Andrew Mueller (left) and Elisa Carlson in Ernest Shackleton Loves Me at Porchlight Music Theatre Credit: Liz Lauren

Imagine if Harper, the Valium-addicted Mormon wife in Angels in America who imagines herself in Antarctica, actually met famous explorer Ernest Shackleton through some rift in the time-space continuum. Only instead of being a neglected housewife, she’s an aspiring avant-garde composer looking for a big break.

Shackleton Loves Me
Through 6/1: Thu 7:30 PM, Fri 8 PM, Sat 3:30 and 8 PM, Sun 2 PM; also Tue 5/30 7:30 PM and Wed-Thu 5/31 and 6/1 1:30 PM; open captions Sat 5/27 2:30 PM; Ruth Page Center for the Arts, 1016 N. Dearborn, 773-777-9884, porchlightmusictheatre.org, $48-$77

As far as wild premises go, Joe DiPietro’s Ernest Shackleton Loves Me (music by Brendan Milburn, lyrics by Val Vigoda, with additional music by Ryan O’Connell), which is now in its Chicago premiere at Porchlight Music Theatre under Michael Unger’s direction, checks all the boxes. But though the internal logic breaks down from time to time in this 90-minute show, as a paean to “foolish optimists,” it mostly rings true.

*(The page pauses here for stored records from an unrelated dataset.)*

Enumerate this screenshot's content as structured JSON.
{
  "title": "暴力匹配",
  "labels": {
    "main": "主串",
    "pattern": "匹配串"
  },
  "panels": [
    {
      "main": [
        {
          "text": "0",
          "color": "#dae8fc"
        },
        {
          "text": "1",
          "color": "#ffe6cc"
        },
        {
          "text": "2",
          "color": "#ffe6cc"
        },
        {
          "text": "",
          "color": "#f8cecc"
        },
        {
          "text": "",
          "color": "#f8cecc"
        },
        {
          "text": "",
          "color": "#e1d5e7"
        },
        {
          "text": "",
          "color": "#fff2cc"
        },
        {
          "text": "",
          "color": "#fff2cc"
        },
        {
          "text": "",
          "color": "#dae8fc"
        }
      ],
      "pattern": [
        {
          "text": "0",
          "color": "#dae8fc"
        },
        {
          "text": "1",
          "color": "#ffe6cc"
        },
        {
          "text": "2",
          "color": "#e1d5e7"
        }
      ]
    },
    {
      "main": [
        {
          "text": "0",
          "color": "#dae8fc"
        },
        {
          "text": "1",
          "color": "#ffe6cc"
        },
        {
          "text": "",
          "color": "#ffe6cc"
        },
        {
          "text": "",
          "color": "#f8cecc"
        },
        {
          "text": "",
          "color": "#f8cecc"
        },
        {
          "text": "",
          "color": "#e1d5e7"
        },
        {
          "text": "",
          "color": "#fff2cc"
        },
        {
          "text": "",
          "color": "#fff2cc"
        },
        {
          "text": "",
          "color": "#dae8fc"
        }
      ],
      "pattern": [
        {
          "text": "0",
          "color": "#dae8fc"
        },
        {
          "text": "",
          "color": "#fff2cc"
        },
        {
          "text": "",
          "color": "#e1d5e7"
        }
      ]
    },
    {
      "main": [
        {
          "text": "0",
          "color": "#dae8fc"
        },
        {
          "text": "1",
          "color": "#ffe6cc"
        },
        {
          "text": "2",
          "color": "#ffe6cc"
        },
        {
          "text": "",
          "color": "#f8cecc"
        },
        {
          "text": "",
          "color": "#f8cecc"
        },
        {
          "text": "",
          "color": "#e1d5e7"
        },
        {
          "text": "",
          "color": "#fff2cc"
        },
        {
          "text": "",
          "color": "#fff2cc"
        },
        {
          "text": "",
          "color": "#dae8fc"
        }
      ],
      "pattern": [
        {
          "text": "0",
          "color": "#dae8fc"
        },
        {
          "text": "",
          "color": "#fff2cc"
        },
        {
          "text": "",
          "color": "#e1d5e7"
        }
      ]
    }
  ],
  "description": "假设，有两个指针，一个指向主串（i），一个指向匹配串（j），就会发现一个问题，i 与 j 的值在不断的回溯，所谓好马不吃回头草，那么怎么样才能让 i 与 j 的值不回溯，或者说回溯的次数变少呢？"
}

Kat (Elisa Carlson) struggles to create new experimental music loops while her infant son sleeps next door. Her slacker boyfriend is on the road with a Journey cover band and hasn’t paid a dime toward the heating bill. Cold and unable to sleep for 36 hours? Who could relate to that? Enter Shackleton (Andrew Mueller) from the back of her refrigerator, bearing a banjo and a message of never giving up.

So OK, it’s kind of hokey, but damned if Carlson and Mueller don’t make it all work. The former in particular has a stupendous set of pipes. Add in Smooch Medina’s terrific projection designs (incorporating Frank Hurley’s real photos and films from the Shackleton archives), and you’ve got an offbeat but oddly moving blend of history and hope. If Shackleton and his men could survive hell on earth, maybe an exhausted artist and mom can hold on another day.